Top of DATA SUPPLIED

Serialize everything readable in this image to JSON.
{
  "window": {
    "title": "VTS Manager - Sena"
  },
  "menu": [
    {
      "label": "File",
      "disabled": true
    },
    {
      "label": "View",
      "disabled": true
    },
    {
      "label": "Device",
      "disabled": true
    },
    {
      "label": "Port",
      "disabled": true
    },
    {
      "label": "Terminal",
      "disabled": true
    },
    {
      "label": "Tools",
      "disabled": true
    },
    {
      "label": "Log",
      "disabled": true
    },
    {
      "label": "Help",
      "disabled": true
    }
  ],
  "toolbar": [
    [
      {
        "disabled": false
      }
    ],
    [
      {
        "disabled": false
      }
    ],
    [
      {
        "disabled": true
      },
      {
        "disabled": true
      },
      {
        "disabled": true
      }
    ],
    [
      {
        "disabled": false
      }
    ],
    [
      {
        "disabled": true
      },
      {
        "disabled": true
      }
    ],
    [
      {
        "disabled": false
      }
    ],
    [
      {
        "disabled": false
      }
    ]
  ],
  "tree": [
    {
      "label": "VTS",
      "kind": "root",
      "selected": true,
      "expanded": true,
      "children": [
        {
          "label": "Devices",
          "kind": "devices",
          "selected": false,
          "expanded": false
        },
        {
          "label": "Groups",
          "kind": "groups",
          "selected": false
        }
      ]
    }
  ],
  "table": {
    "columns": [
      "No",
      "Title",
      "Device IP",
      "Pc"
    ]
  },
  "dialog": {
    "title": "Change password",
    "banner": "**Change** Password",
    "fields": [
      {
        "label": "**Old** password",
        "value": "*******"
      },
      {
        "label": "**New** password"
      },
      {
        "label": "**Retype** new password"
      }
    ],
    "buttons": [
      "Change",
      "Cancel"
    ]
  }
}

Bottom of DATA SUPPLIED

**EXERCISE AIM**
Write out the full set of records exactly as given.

**SOLUTION BELOW**
Serialize everything readable in this image to JSON.
{
  "window": {
    "title": "VTS Manager - Sena"
  },
  "menu": [
    {
      "label": "File",
      "disabled": true
    },
    {
      "label": "View",
      "disabled": true
    },
    {
      "label": "Device",
      "disabled": true
    },
    {
      "label": "Port",
      "disabled": true
    },
    {
      "label": "Terminal",
      "disabled": true
    },
    {
      "label": "Tools",
      "disabled": true
    },
    {
      "label": "Log",
      "disabled": true
    },
    {
      "label": "Help",
      "disabled": true
    }
  ],
  "toolbar": [
    [
      {
        "disabled": false
      }
    ],
    [
      {
        "disabled": false
      }
    ],
    [
      {
        "disabled": true
      },
      {
        "disabled": true
      },
      {
        "disabled": true
      }
    ],
    [
      {
        "disabled": false
      }
    ],
    [
      {
        "disabled": true
      },
      {
        "disabled": true
      }
    ],
    [
      {
        "disabled": false
      }
    ],
    [
      {
        "disabled": false
      }
    ]
  ],
  "tree": [
    {
      "label": "VTS",
      "kind": "root",
      "selected": true,
      "expanded": true,
      "children": [
        {
          "label": "Devices",
          "kind": "devices",
          "selected": false,
          "expanded": false
        },
        {
          "label": "Groups",
          "kind": "groups",
          "selected": false
        }
      ]
    }
  ],
  "table": {
    "columns": [
      "No",
      "Title",
      "Device IP",
      "Pc"
    ]
  },
  "dialog": {
    "title": "Change password",
    "banner": "**Change** Password",
    "fields": [
      {
        "label": "**Old** password",
        "value": "*******"
      },
      {
        "label": "**New** password"
      },
      {
        "label": "**Retype** new password"
      }
    ],
    "buttons": [
      "Change",
      "Cancel"
    ]
  }
}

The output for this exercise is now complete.